When using the SimAULA platform, the teacher in training controls an avatar that interacts with student avatars (controlled automatically by SimAULA) in a virtual classroom, where lessons are taught and a series of situations liable to arise in a face-to-face environment are played out. By way of a specific example, the first version of SimAULA features a simulated biology class in which the teacher avatar has to help student avatars fulfil various learning goals.
"This paper argues that assessment strategies focusing primarily on how much knowledge students retain fail to capture the extent to which students are prepared to act autonomously in the world, or to make good choices, a fundamental goal of education. It goes on to argue that choice, rather than knowledge, should inform assessment strategies, and that digital technologies make this possible."
"Virtual worlds and immersive simulations are designed to create a compelling, collaborative, and participatory experience for the user, and often contain a variety of features not possible in the real world to enhance users’ engagement and learning. Over the past several years, an increasing number of immersive virtual environment experiences have become available for both educational and entertainment purposes. Participants in entertainment experiences now number hundreds of millions, yet adoption in educational settings has been limited thus far. In this chapter, we review examples of virtual worlds and immersive simulations that are designed, or adapted, to support situated learning experiences, analyze their use for a variety of educational purposes,"
Sharing your scoops to your social media accounts is a must to distribute your curated content. Not only will it drive traffic and leads through your content, but it will help show your expertise with your followers.
How to integrate my topics' content to my website?
Integrating your curated content to your website or blog will allow you to increase your website visitors’ engagement, boost SEO and acquire new visitors. By redirecting your social media traffic to your website, Scoop.it will also help you generate more qualified traffic and leads from your curation work.

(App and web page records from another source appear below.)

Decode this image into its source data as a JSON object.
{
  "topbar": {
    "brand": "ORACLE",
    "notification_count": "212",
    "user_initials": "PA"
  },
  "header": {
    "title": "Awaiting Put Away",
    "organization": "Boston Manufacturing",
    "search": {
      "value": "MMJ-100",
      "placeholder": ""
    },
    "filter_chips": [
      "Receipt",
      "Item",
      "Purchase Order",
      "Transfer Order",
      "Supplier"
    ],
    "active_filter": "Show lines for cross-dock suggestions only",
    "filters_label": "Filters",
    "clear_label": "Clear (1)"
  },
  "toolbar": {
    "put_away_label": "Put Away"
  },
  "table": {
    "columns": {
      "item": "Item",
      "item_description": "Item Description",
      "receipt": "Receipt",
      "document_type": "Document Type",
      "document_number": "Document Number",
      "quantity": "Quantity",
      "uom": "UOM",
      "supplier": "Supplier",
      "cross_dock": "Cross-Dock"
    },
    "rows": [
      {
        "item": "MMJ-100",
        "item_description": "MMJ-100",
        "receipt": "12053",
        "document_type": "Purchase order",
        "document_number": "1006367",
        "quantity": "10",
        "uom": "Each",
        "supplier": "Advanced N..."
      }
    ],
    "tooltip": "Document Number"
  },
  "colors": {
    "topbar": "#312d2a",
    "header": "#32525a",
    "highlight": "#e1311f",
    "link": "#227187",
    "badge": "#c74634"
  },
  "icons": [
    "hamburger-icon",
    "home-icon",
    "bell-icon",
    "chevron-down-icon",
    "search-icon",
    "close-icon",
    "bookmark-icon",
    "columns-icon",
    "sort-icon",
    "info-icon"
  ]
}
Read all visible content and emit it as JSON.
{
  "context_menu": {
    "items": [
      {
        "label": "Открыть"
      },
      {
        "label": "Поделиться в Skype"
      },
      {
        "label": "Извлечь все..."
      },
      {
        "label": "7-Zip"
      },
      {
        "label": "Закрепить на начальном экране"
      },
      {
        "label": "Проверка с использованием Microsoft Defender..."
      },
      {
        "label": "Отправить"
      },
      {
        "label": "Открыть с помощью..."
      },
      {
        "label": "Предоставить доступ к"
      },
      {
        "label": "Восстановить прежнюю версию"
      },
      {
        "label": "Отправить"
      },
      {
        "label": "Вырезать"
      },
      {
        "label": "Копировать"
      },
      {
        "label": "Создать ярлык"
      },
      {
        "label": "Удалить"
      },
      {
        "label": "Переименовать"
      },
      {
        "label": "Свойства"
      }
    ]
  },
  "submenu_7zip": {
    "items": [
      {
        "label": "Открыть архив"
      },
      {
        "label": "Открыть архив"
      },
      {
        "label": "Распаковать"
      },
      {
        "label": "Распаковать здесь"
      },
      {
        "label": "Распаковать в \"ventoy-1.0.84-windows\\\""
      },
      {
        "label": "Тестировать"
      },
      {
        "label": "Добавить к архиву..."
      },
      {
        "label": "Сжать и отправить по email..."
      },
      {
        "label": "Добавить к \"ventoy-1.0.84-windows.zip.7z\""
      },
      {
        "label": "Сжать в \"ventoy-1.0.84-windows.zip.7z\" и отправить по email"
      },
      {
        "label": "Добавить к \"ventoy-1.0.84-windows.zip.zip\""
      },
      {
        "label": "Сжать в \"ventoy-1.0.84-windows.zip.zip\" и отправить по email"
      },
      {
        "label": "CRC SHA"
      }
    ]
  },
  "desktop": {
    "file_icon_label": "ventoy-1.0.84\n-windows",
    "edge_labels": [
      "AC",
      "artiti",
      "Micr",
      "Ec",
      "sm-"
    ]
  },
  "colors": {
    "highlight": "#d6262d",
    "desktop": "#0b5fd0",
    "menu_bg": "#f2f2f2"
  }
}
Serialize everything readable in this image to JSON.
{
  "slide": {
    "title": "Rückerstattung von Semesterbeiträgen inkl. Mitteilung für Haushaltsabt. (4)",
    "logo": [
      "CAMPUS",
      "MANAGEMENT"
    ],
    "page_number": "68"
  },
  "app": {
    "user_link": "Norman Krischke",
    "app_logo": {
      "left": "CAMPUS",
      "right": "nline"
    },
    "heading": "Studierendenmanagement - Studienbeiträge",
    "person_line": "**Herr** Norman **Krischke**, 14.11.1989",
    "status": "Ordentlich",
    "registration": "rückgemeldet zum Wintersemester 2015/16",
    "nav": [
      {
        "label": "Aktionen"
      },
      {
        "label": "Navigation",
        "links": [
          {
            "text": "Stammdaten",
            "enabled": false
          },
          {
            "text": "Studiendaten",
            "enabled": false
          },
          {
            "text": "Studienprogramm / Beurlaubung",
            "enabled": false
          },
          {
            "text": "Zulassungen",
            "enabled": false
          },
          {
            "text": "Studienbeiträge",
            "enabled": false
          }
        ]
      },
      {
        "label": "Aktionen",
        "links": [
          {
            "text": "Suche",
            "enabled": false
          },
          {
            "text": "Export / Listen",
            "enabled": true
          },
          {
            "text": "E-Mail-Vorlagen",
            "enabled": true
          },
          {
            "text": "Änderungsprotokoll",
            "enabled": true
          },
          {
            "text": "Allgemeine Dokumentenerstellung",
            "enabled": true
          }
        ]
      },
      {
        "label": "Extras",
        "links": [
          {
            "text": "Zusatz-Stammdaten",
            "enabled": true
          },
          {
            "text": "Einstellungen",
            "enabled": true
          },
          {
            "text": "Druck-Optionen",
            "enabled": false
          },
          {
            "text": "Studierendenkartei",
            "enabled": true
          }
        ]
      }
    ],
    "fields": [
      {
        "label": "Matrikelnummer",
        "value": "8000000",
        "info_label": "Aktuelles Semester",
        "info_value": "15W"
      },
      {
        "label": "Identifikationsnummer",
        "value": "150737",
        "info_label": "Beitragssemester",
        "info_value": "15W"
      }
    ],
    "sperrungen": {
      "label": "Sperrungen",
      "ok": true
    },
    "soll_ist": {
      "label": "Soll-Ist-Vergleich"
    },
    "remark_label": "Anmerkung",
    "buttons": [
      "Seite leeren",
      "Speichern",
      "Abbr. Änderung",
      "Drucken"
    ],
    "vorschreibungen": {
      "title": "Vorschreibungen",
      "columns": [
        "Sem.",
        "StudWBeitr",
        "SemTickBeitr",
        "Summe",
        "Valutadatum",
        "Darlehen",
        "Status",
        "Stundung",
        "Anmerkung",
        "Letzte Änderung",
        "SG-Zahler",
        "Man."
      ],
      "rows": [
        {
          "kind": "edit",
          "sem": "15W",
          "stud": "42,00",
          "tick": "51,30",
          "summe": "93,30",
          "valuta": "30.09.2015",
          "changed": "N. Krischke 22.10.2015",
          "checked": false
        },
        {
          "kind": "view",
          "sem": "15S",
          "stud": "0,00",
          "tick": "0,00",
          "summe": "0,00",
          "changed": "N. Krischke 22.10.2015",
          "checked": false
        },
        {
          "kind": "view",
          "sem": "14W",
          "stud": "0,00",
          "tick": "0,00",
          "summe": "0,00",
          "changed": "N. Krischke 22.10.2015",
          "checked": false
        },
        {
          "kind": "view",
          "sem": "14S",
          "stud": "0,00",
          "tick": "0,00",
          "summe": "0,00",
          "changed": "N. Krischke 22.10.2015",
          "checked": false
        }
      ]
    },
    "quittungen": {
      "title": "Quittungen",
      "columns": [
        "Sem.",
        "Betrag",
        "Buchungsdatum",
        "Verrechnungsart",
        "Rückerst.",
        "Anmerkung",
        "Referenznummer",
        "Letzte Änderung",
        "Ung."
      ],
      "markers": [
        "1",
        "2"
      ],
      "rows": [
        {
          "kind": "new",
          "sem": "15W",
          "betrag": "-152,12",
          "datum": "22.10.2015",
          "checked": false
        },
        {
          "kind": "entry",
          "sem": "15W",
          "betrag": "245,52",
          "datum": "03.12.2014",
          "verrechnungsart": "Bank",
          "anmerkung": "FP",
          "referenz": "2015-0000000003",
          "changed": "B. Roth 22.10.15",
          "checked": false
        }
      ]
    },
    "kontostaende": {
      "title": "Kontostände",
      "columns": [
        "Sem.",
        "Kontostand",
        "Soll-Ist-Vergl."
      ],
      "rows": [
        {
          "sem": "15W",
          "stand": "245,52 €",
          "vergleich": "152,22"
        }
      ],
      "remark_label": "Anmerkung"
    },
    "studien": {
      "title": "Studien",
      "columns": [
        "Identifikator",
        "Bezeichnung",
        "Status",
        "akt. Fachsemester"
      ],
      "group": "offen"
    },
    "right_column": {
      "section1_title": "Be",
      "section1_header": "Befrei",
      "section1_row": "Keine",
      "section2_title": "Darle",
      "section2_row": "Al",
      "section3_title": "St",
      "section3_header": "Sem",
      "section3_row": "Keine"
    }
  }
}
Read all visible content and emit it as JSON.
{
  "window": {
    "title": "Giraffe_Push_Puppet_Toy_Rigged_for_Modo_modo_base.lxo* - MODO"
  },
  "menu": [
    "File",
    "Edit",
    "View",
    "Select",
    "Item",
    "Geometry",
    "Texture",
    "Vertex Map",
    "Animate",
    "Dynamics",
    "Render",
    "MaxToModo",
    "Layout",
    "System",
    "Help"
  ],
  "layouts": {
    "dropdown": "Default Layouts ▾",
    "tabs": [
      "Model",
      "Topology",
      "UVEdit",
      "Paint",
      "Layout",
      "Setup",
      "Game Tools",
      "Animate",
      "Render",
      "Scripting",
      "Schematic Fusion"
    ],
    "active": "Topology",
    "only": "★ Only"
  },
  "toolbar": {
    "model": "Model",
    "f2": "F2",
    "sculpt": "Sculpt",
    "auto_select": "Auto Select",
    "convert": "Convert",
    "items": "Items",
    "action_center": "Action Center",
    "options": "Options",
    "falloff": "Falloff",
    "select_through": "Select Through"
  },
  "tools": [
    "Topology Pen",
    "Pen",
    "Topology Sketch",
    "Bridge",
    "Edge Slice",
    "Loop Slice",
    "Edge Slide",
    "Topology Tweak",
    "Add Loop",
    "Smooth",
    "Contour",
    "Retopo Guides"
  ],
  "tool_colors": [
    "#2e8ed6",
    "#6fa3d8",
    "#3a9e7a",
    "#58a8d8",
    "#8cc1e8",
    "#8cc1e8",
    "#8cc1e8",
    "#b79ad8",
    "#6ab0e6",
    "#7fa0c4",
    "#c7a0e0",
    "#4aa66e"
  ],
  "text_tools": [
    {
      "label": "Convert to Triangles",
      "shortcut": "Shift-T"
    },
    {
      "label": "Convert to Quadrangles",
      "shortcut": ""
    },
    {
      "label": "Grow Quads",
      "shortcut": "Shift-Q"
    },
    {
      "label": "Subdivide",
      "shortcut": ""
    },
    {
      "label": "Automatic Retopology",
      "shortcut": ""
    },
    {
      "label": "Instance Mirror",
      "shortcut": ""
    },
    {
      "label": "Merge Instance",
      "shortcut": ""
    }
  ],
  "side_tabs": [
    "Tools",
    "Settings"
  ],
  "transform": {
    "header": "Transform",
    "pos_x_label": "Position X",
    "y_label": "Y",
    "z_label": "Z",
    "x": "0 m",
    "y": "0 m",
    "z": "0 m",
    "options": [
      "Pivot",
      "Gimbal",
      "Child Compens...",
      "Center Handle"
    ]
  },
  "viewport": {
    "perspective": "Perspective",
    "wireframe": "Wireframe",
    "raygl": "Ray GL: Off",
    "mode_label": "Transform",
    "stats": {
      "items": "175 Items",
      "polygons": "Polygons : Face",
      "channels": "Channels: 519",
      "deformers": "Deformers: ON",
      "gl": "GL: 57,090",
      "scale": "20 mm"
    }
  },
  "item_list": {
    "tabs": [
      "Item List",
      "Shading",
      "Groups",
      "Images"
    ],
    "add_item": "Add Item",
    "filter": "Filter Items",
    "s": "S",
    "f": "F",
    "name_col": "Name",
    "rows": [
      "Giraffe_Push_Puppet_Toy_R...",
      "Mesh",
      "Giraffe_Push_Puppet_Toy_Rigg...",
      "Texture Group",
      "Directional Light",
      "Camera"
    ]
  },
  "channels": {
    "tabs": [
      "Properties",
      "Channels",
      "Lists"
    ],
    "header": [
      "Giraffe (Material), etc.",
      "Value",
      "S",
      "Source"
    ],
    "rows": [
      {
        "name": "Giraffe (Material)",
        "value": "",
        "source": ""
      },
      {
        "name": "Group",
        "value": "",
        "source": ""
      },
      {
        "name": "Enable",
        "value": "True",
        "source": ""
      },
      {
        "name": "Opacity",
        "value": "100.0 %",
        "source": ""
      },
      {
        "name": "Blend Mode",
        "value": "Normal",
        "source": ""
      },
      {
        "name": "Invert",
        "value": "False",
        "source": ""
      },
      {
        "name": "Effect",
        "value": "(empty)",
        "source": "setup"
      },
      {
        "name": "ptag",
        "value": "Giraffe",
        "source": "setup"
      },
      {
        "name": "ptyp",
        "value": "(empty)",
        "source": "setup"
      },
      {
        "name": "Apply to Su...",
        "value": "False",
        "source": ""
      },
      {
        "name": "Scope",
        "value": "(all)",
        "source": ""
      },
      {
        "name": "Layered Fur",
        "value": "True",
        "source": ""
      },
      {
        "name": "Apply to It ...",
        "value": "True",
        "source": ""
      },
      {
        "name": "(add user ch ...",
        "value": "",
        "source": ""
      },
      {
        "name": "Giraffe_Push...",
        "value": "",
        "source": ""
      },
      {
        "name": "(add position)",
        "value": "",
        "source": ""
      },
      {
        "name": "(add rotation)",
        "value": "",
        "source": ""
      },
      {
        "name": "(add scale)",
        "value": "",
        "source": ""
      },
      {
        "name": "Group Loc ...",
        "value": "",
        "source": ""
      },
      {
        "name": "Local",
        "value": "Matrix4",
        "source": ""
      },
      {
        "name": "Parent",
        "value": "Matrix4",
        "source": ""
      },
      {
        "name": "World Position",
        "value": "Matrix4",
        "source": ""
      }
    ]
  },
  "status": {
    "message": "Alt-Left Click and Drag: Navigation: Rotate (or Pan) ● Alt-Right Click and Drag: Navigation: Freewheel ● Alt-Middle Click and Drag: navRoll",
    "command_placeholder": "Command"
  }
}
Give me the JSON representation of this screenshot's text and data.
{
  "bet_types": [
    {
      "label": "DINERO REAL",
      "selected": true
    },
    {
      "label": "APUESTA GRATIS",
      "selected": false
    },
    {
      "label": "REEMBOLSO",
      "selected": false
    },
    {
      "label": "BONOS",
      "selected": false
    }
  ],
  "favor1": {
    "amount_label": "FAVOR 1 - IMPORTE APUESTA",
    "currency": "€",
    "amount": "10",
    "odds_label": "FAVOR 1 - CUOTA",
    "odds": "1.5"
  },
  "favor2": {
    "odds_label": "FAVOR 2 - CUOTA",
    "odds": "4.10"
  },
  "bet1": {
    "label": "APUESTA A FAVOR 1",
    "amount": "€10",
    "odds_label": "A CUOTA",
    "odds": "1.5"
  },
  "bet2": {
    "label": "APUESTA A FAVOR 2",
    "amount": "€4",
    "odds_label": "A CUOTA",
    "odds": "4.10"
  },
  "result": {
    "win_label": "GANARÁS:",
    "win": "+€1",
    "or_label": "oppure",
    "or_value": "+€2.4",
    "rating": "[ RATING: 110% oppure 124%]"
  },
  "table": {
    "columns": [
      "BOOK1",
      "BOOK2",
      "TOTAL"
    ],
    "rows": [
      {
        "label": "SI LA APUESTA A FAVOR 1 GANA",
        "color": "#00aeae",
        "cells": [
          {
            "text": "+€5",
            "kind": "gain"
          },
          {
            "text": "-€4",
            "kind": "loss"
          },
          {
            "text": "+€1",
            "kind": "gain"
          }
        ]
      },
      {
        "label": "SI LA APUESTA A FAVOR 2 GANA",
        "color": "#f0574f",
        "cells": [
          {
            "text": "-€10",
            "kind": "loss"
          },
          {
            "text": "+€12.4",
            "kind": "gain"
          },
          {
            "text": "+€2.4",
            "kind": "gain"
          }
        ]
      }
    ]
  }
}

Distributing your curated content through a newsletter is a great way to nurture and engage your email subscribers will developing your traffic and visibility.
Creating engaging newsletters with your curated content is really easy.